National Salvation Front leader Mohamed ElBaradei’s recent interview with PBS was a messaging disaster.

ElBaradei PBSFraming the debate as being between the “educated middle class” against the “so-called Islamists and the majority of the illiterate part of the country” is not only insulting to millions of hard-working Egyptians, but a recipe for a permanent electoral minority.

Consider this: The “illiterate part of the country” is actually the working class. They are the unemployed and the underemployed. They are factory workers… farmers… street vendors (or entrepreneurs, in truth)… taxi drivers… garment workers… construction workers… garbage men… bus drivers… auto mechanics… and millions are mothers.

They are the hardest working people in Egypt and their miserably low wages and deplorable working conditions are helping to hold this fragile economy together for the “educated middle class.” Respect them.

Are millions illiterate? Yes. Millions of Egyptians cannot read. But they can most certainly hear you. They do not appreciate hearing they are somehow inferior citizens due to an inability to read. And they are in no way at fault for Egypt’s current mess. They struggle and labor to grow our food and haul away our garbage and raise our children for a pitiful handful of pounds each day. They do not deserve scorn, they deserve respect. They deserve a champion.

SOURCE: voted “yes” on the constitution because the National Salvation Front failed to give them a reason to vote otherwise. Tens of thousands protesting in the streets of Cairo has zero impact on the daily life of a factory worker in the Delta. And millions did not vote because a yes/no outcome will not change their life, or most likely, they simply could not afford to lose the ten or eleven pounds they would earn (maybe) selling roasted sweet potatoes on a corner in Anywhere, Egypt.

Earlier, I wrote about “This morning in ‘Anywhere, Egypt’.” It argues the simple truth that most families have one simple dream: Hope for a better life for their children. Hosni Mubarak spit on that dream for 30 years. And now, in six short months, President Morsi and the Muslim Brotherhood are aggressively following suit. So much so, they now lose a million or so votes every election.

Blogger & writer Nervana Mahmoud shared this statistic on Twitter earlier today:

@Nervana_1: #pt 47% of Egyptians live below poverty, earn less than $2/day, and according to parity exchange rate $1 = 1.35 Egypt pound.

The math: 40-45 million Egyptians living on 12 or so pounds per day. How many millions more struggle to survive on the “wealth” of 18 pounds per day? Who fights for them?
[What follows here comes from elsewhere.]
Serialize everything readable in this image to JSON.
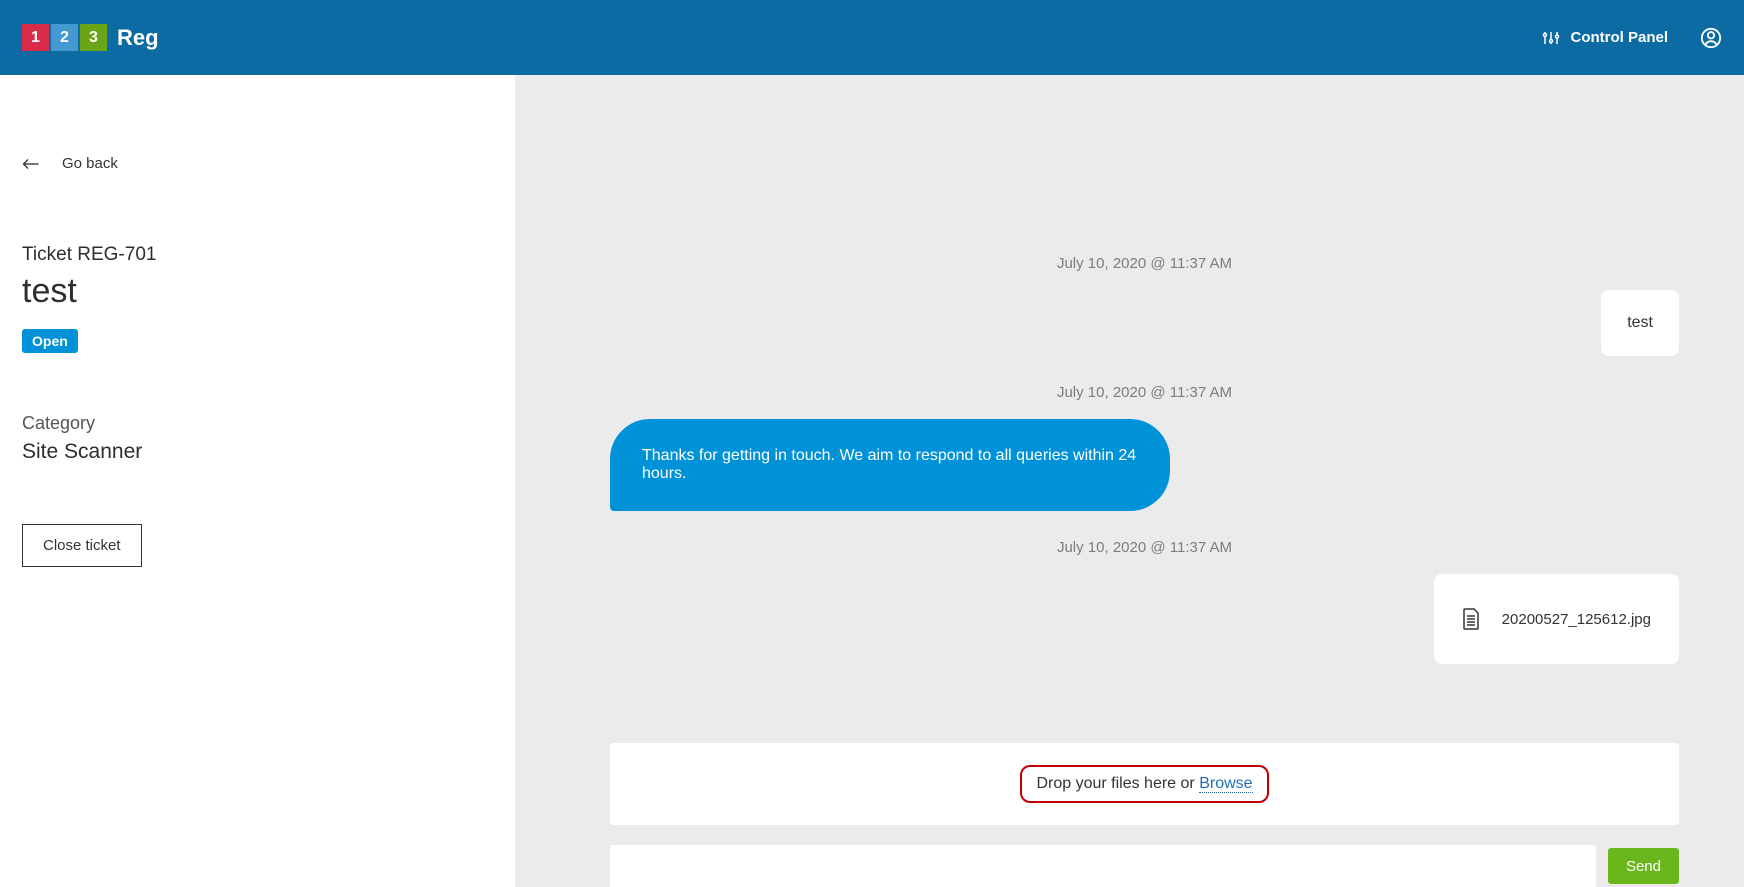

So, National Salvation Front, there are parliamentary elections coming in 60 days… what is your strategy? Endless meetings in your villas contemplating an election boycott? More tweets about international treaties canceling out constitutional clauses as if Morsi and the Brotherhood care? More news conferences lauding your unity and “major achievement”? If so, then please stop calling yourselves “liberals” and drop the word “national” from your name.

Reality: Constitution. Lost. Want to change it? Then you need a new strategy: winning. You have to win the parliament. And the path to victory is the economy. Morsi and the Brotherhood have destroyed any hope for economic stability and growth in the past six months. Austerity measures, tax increases and prices hikes on food, utilities and petrol are coming soon and they will devastate the poor, working class. For a genuine, unified liberal coalition that engages and fights for the working class, this looming economic catastrophe should make winning a 51%+ majority pretty easy.
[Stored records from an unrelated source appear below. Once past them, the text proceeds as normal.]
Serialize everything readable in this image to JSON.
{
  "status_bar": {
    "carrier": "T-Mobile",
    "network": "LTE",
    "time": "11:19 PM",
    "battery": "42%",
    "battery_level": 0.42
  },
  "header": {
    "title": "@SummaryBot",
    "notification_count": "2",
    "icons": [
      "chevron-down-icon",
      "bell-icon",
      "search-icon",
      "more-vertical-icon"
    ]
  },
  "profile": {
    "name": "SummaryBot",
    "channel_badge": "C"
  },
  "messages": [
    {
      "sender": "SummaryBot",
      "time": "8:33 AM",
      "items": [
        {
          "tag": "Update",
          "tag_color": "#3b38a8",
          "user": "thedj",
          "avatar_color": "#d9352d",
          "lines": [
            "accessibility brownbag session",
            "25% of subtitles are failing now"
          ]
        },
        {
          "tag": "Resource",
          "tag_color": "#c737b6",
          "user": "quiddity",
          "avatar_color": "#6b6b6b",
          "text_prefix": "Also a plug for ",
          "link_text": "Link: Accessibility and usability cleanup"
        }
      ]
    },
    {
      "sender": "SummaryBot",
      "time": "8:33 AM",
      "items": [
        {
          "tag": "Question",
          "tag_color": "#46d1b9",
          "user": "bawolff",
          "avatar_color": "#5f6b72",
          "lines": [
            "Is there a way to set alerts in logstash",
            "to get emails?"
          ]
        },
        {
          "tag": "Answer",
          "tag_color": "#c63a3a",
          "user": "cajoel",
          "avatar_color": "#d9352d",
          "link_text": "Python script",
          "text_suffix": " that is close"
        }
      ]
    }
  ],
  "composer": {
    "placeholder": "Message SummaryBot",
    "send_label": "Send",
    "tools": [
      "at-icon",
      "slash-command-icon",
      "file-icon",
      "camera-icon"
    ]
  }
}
But you have to develop a strong economic message today. The “illiterate part of the country”… the factory workers and farmers… the 47% of Egyptians who struggle daily trying to feed their families on 12 pounds or less need a champion. They may not know it yet, but they desperately want someone to fight for their dignity, to respect their labor and restore their dream for a better life for their children.

That champion could be the National Salvation Front. But you have to dare yourselves to win. You have hit the streets and engage the workers and the farmers and the mothers of Egypt. Stop with talk of liberalism and secularism and Islamism and all the -isms and make this about fighting for the hopes and dreams of hard-working Egyptians. Make it about jobs and wages and an economy that lifts people up and promises a better future.

In the words of John Lennon: “A working-class hero is something to be.” Be a working-class hero. Dare yourselves to win. 

Educate. Advocate. Organize.